David Bourget (Western Ontario)
David Chalmers (ANU, NYU)
Rafael De Clercq
Jack Alan Reynolds
Learn more about PhilPapers
[Journal (Paginated)] (in Press) 13 (3):01-514 (2005)
Cognition is thinking; it feels like something to think, and only those who can feel can think. There are also things that thinkers can do. We know neither how thinkers can think nor how they are able do what they can do. We are waiting for cognitive science to discover how. Cognitive science does this by testing hypotheses about what processes can generate what doing (“know-how”) This is called the Turing Test. It cannot test whether a process can generate feeling, hence thinking -- only whether it can generate doing. The processes that generate thinking and know-how are “distributed” within the heads of thinkers, but not across thinkers’ heads. Hence there is no such thing as distributed cognition, only collaborative cognition. Email and the Web have spawned a new form of collaborative cognition that draws upon individual brains’ real-time interactive potential in ways that were not possible in oral, written or print interactions.

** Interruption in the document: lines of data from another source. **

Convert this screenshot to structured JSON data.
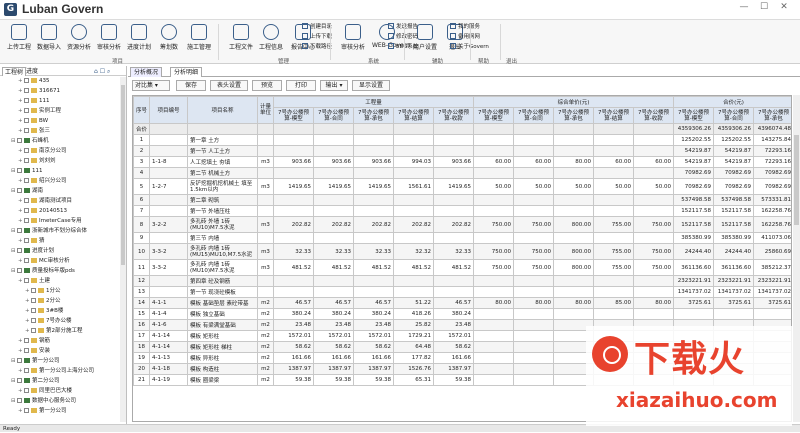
{
  "app": {
    "title": "Luban Govern",
    "logo_letter": "G"
  },
  "ribbon": {
    "buttons": [
      "上传工程",
      "数据导入",
      "资源分析",
      "审核分析",
      "进度计划",
      "筹划数",
      "施工管理",
      "工程文件",
      "工程信息",
      "报告中心",
      "审核分析",
      "WEB-Govern",
      "用户设置",
      "退出"
    ],
    "small": [
      "创建目录",
      "上传下载",
      "下载路径",
      "发送报告",
      "修改密码",
      "EDS系统",
      "我的服务",
      "备用网网",
      "关于Govern"
    ],
    "groups": [
      "项目",
      "管理",
      "系统",
      "辅助",
      "帮助",
      "退出"
    ]
  },
  "left": {
    "tabs": [
      "工程树",
      "进度"
    ],
    "tree": [
      {
        "t": "435",
        "d": 2
      },
      {
        "t": "316671",
        "d": 2
      },
      {
        "t": "111",
        "d": 2
      },
      {
        "t": "实例工程",
        "d": 2
      },
      {
        "t": "BW",
        "d": 2
      },
      {
        "t": "张三",
        "d": 2
      },
      {
        "t": "石峰机",
        "d": 1,
        "g": true
      },
      {
        "t": "南京分公司",
        "d": 2
      },
      {
        "t": "刘刘刘",
        "d": 2
      },
      {
        "t": "111",
        "d": 1,
        "g": true
      },
      {
        "t": "绍兴分公司",
        "d": 2
      },
      {
        "t": "湖南",
        "d": 1,
        "g": true
      },
      {
        "t": "湖南测试项目",
        "d": 2
      },
      {
        "t": "20140513",
        "d": 2
      },
      {
        "t": "ImeterCase专用",
        "d": 2
      },
      {
        "t": "浙新城市不划分综合体",
        "d": 1,
        "g": true
      },
      {
        "t": "猜",
        "d": 2
      },
      {
        "t": "进度计划",
        "d": 1,
        "g": true
      },
      {
        "t": "MC审核分析",
        "d": 2
      },
      {
        "t": "质量投标年版pds",
        "d": 1,
        "g": true
      },
      {
        "t": "土建",
        "d": 2
      },
      {
        "t": "1分公",
        "d": 3
      },
      {
        "t": "2分公",
        "d": 3
      },
      {
        "t": "3#B楼",
        "d": 3
      },
      {
        "t": "7号办公楼",
        "d": 3
      },
      {
        "t": "第2部分施工程",
        "d": 3
      },
      {
        "t": "钢筋",
        "d": 2
      },
      {
        "t": "安装",
        "d": 2
      },
      {
        "t": "第一分公司",
        "d": 1,
        "g": true
      },
      {
        "t": "第一分公司上海分公司",
        "d": 2
      },
      {
        "t": "第二分公司",
        "d": 1,
        "g": true
      },
      {
        "t": "同里巴巴大楼",
        "d": 2
      },
      {
        "t": "数据中心服务公司",
        "d": 1,
        "g": true
      },
      {
        "t": "第一分公司",
        "d": 2
      }
    ]
  },
  "main": {
    "tabs": [
      "分析概况",
      "分析明细"
    ],
    "toolbar": {
      "select": "对比集",
      "buttons": [
        "保存",
        "表头设置",
        "预览",
        "打印",
        "输出",
        "显示设置"
      ]
    },
    "headers": {
      "seq": "序号",
      "code": "项目编号",
      "name": "项目名称",
      "unit": "计量单位",
      "grp_qty": "工程量",
      "grp_price": "综合单价(元)",
      "grp_total": "合价(元)",
      "sub": [
        "7号办公楼预算-模型",
        "7号办公楼预算-合同",
        "7号办公楼预算-承包",
        "7号办公楼预算-结算",
        "7号办公楼预算-收款",
        "7号办公楼预算-模型",
        "7号办公楼预算-合同",
        "7号办公楼预算-承包",
        "7号办公楼预算-结算",
        "7号办公楼预算-收款",
        "7号办公楼预算-模型",
        "7号办公楼预算-合同",
        "7号办公楼预算-承包"
      ]
    },
    "rows": [
      {
        "s": "合价",
        "c": "",
        "n": "",
        "u": "",
        "q": [
          "",
          "",
          "",
          "",
          ""
        ],
        "p": [
          "",
          "",
          "",
          "",
          ""
        ],
        "t": [
          "4359306.26",
          "4359306.26",
          "4396074.48"
        ],
        "g": true
      },
      {
        "s": "1",
        "c": "",
        "n": "第一章 土方",
        "u": "",
        "q": [
          "",
          "",
          "",
          "",
          ""
        ],
        "p": [
          "",
          "",
          "",
          "",
          ""
        ],
        "t": [
          "125202.55",
          "125202.55",
          "143275.84"
        ]
      },
      {
        "s": "2",
        "c": "",
        "n": "第一节 人工土方",
        "u": "",
        "q": [
          "",
          "",
          "",
          "",
          ""
        ],
        "p": [
          "",
          "",
          "",
          "",
          ""
        ],
        "t": [
          "54219.87",
          "54219.87",
          "72293.16"
        ]
      },
      {
        "s": "3",
        "c": "1-1-8",
        "n": "人工挖填土 夯填",
        "u": "m3",
        "q": [
          "903.66",
          "903.66",
          "903.66",
          "994.03",
          "903.66"
        ],
        "p": [
          "60.00",
          "60.00",
          "80.00",
          "60.00",
          "60.00"
        ],
        "t": [
          "54219.87",
          "54219.87",
          "72293.16"
        ]
      },
      {
        "s": "4",
        "c": "",
        "n": "第二节 机械土方",
        "u": "",
        "q": [
          "",
          "",
          "",
          "",
          ""
        ],
        "p": [
          "",
          "",
          "",
          "",
          ""
        ],
        "t": [
          "70982.69",
          "70982.69",
          "70982.69"
        ]
      },
      {
        "s": "5",
        "c": "1-2-7",
        "n": "反铲挖掘机挖机械土 填至1.5km以内",
        "u": "m3",
        "q": [
          "1419.65",
          "1419.65",
          "1419.65",
          "1561.61",
          "1419.65"
        ],
        "p": [
          "50.00",
          "50.00",
          "50.00",
          "50.00",
          "50.00"
        ],
        "t": [
          "70982.69",
          "70982.69",
          "70982.69"
        ]
      },
      {
        "s": "6",
        "c": "",
        "n": "第二章 砌筑",
        "u": "",
        "q": [
          "",
          "",
          "",
          "",
          ""
        ],
        "p": [
          "",
          "",
          "",
          "",
          ""
        ],
        "t": [
          "537498.58",
          "537498.58",
          "573331.81"
        ]
      },
      {
        "s": "7",
        "c": "",
        "n": "第一节 外墙压柱",
        "u": "",
        "q": [
          "",
          "",
          "",
          "",
          ""
        ],
        "p": [
          "",
          "",
          "",
          "",
          ""
        ],
        "t": [
          "152117.58",
          "152117.58",
          "162258.76"
        ]
      },
      {
        "s": "8",
        "c": "3-2-2",
        "n": "多孔砖 外墙 1砖(MU10)M7.5水泥",
        "u": "m3",
        "q": [
          "202.82",
          "202.82",
          "202.82",
          "202.82",
          "202.82"
        ],
        "p": [
          "750.00",
          "750.00",
          "800.00",
          "755.00",
          "750.00"
        ],
        "t": [
          "152117.58",
          "152117.58",
          "162258.76"
        ]
      },
      {
        "s": "9",
        "c": "",
        "n": "第三节 内墙",
        "u": "",
        "q": [
          "",
          "",
          "",
          "",
          ""
        ],
        "p": [
          "",
          "",
          "",
          "",
          ""
        ],
        "t": [
          "385380.99",
          "385380.99",
          "411073.06"
        ]
      },
      {
        "s": "10",
        "c": "3-3-2",
        "n": "多孔砖 内墙 1砖(MU15)MU10,M7.5水泥",
        "u": "m3",
        "q": [
          "32.33",
          "32.33",
          "32.33",
          "32.32",
          "32.33"
        ],
        "p": [
          "750.00",
          "750.00",
          "800.00",
          "755.00",
          "750.00"
        ],
        "t": [
          "24244.40",
          "24244.40",
          "25860.69"
        ]
      },
      {
        "s": "11",
        "c": "3-3-2",
        "n": "多孔砖 内墙 1砖(MU10)M7.5水泥",
        "u": "m3",
        "q": [
          "481.52",
          "481.52",
          "481.52",
          "481.52",
          "481.52"
        ],
        "p": [
          "750.00",
          "750.00",
          "800.00",
          "755.00",
          "750.00"
        ],
        "t": [
          "361136.60",
          "361136.60",
          "385212.37"
        ]
      },
      {
        "s": "12",
        "c": "",
        "n": "第四章 砼及钢筋",
        "u": "",
        "q": [
          "",
          "",
          "",
          "",
          ""
        ],
        "p": [
          "",
          "",
          "",
          "",
          ""
        ],
        "t": [
          "2323221.91",
          "2323221.91",
          "2323221.91"
        ]
      },
      {
        "s": "13",
        "c": "",
        "n": "第一节 现浇砼模板",
        "u": "",
        "q": [
          "",
          "",
          "",
          "",
          ""
        ],
        "p": [
          "",
          "",
          "",
          "",
          ""
        ],
        "t": [
          "1341737.02",
          "1341737.02",
          "1341737.02"
        ]
      },
      {
        "s": "14",
        "c": "4-1-1",
        "n": "模板 基础垫层 素砼带基",
        "u": "m2",
        "q": [
          "46.57",
          "46.57",
          "46.57",
          "51.22",
          "46.57"
        ],
        "p": [
          "80.00",
          "80.00",
          "80.00",
          "85.00",
          "80.00"
        ],
        "t": [
          "3725.61",
          "3725.61",
          "3725.61"
        ]
      },
      {
        "s": "15",
        "c": "4-1-4",
        "n": "模板 独立基础",
        "u": "m2",
        "q": [
          "380.24",
          "380.24",
          "380.24",
          "418.26",
          "380.24"
        ],
        "p": [
          "",
          "",
          "",
          "",
          ""
        ],
        "t": [
          "",
          "",
          ""
        ]
      },
      {
        "s": "16",
        "c": "4-1-6",
        "n": "模板 有梁满堂基础",
        "u": "m2",
        "q": [
          "23.48",
          "23.48",
          "23.48",
          "25.82",
          "23.48"
        ],
        "p": [
          "",
          "",
          "",
          "",
          ""
        ],
        "t": [
          "",
          "",
          ""
        ]
      },
      {
        "s": "17",
        "c": "4-1-14",
        "n": "模板 矩形柱",
        "u": "m2",
        "q": [
          "1572.01",
          "1572.01",
          "1572.01",
          "1729.21",
          "1572.01"
        ],
        "p": [
          "",
          "",
          "",
          "",
          ""
        ],
        "t": [
          "",
          "",
          ""
        ]
      },
      {
        "s": "18",
        "c": "4-1-14",
        "n": "模板 矩形柱 梯柱",
        "u": "m2",
        "q": [
          "58.62",
          "58.62",
          "58.62",
          "64.48",
          "58.62"
        ],
        "p": [
          "",
          "",
          "",
          "",
          ""
        ],
        "t": [
          "",
          "",
          ""
        ]
      },
      {
        "s": "19",
        "c": "4-1-13",
        "n": "模板 异形柱",
        "u": "m2",
        "q": [
          "161.66",
          "161.66",
          "161.66",
          "177.82",
          "161.66"
        ],
        "p": [
          "",
          "",
          "",
          "",
          ""
        ],
        "t": [
          "",
          "",
          ""
        ]
      },
      {
        "s": "20",
        "c": "4-1-18",
        "n": "模板 构造柱",
        "u": "m2",
        "q": [
          "1387.97",
          "1387.97",
          "1387.97",
          "1526.76",
          "1387.97"
        ],
        "p": [
          "",
          "",
          "",
          "",
          ""
        ],
        "t": [
          "",
          "",
          ""
        ]
      },
      {
        "s": "21",
        "c": "4-1-19",
        "n": "模板 圈梁梁",
        "u": "m2",
        "q": [
          "59.38",
          "59.38",
          "59.38",
          "65.31",
          "59.38"
        ],
        "p": [
          "",
          "",
          "",
          "",
          ""
        ],
        "t": [
          "",
          "",
          ""
        ]
      }
    ]
  },
  "status": "Ready",
  "watermark": {
    "big": "下载火",
    "url": "xiazaihuo.com"
  }
}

|Keywords||Artificial Intelligence Cognition Collaboration Consciousness Distribution Epistemology Process Thinking Descartes, Rene|
|Categories||categorize this paper)|
Setup an account with your affiliations in order to access resources via your University's proxy server
Configure custom proxy (use this if your affiliation does not provide a proxy)
|Through your library|
References found in this work BETA
No references found.
Citations of this work BETA
Stephen J. Cowley (2013). Naturalizing Language: Human Appraisal and (Quasi) Technology. AI and Society 28 (4):443-453.
Stephen Cowley & Frédéric Vallée-Tourangeau (2010). Thinking in Action. AI and Society 25 (4):469-475.
Similar books and articles
Pierre Poirier & Guillaume Chicoisne (2006). A Framework for Thinking About Distributed Cognition. Pragmatics and Cognition 14 (2):215-234.
Ronald N. Giere (2007). Distributed Cognition Without Distributed Knowing. Social Epistemology 21 (3):313 – 320.
Krist Vaesen (2011). Giere's (In)Appropriation of Distributed Cognition. Social Epistemology 25 (4):379 - 391.
Ronald Giere (2002). 15 Scientific Cognition as Distributed Cognition. In Peter Carruthers, Stephen P. Stich & Michael Siegal (eds.), The Cognitive Basis of Science. Cambridge University Press. 285.
Ronald N. Giere (2007). Distributed Cognition Without Distributed Knowing. Social Epistemology 21 (3):313-320.
Christian List (2003). Distributed Cognition: A Perspective From Social Choice Theory. In M. Albert, D. Schmidtchen & S. Voigt (eds.), Scientific Competition: Theory and Policy, Conferences on New Political Economy. Mohr Siebeck.
Barton Moffatt & Ronald N. Giere (2003). Distributed Cognition: Where the Cognitive and the Social Merge. Social Studies of Science 33 (2):301-310.
Stevan Harnad & Itiel Dror (2006). Distributed Cognition: Cognizing, Autonomy and the Turing Test. Pragmatics and Cognition 14 (2):14.
Added to index2009-01-28
Total downloads60 ( #28,987 of 1,140,319 )
Recent downloads (6 months)1 ( #140,127 of 1,140,319 )
How can I increase my downloads?